Aim of the task
Each line that has the string "Jatuporn" must be copied from the records below.
(Data excerpts begins)
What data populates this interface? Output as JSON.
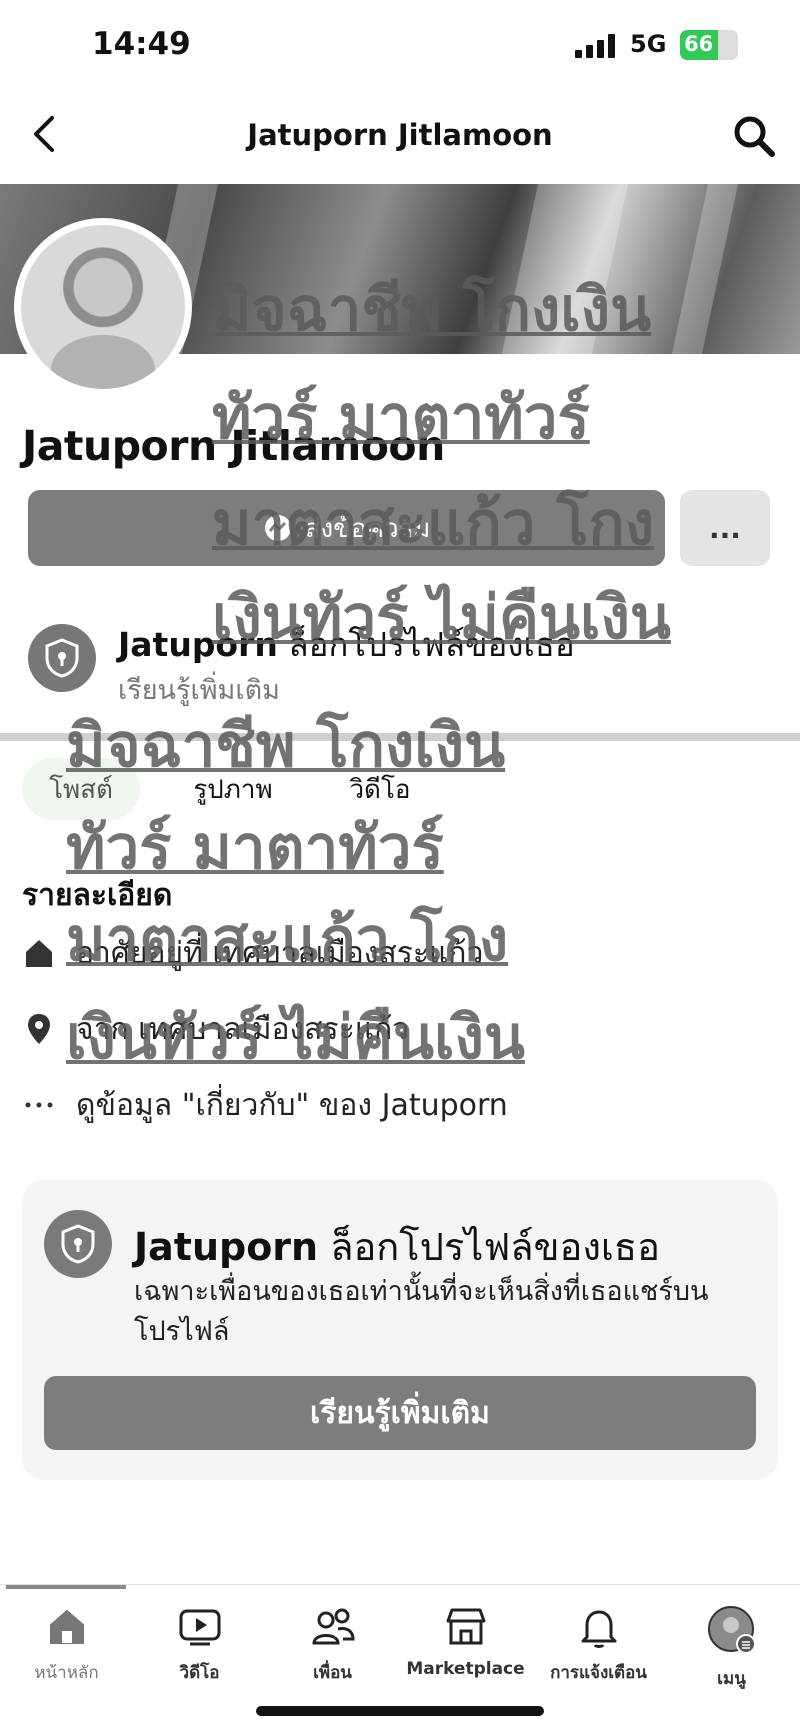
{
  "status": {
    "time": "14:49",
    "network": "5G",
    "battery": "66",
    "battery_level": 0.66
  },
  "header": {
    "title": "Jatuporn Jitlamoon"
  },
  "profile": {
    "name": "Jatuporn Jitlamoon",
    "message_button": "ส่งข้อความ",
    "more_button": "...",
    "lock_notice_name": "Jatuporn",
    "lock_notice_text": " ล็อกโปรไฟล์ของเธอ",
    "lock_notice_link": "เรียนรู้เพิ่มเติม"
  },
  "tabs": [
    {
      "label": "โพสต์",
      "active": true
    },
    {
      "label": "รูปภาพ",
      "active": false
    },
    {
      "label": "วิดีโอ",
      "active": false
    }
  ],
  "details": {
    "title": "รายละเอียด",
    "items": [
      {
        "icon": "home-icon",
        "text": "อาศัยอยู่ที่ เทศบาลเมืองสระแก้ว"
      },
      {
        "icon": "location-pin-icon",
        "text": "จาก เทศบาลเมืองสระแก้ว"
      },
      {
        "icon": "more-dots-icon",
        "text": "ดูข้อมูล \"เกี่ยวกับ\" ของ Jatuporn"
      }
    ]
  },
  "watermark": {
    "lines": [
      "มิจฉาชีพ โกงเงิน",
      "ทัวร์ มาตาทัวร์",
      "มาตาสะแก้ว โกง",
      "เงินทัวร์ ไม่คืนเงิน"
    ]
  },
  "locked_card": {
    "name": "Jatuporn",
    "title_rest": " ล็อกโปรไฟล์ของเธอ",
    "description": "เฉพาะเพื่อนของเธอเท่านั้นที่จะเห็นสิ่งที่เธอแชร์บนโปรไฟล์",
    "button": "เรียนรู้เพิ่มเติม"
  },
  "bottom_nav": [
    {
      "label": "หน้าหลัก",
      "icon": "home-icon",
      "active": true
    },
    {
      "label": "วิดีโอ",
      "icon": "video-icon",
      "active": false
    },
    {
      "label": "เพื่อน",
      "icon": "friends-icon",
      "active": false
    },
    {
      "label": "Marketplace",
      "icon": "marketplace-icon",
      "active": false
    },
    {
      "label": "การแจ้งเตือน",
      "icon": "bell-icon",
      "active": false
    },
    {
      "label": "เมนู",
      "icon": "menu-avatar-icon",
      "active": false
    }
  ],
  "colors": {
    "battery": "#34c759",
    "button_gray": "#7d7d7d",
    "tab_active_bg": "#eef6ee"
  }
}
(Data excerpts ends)
Result for this task
    "title": "Jatuporn Jitlamoon"
    "name": "Jatuporn Jitlamoon",
    "lock_notice_name": "Jatuporn",
        "text": "ดูข้อมูล \"เกี่ยวกับ\" ของ Jatuporn"
    "name": "Jatuporn",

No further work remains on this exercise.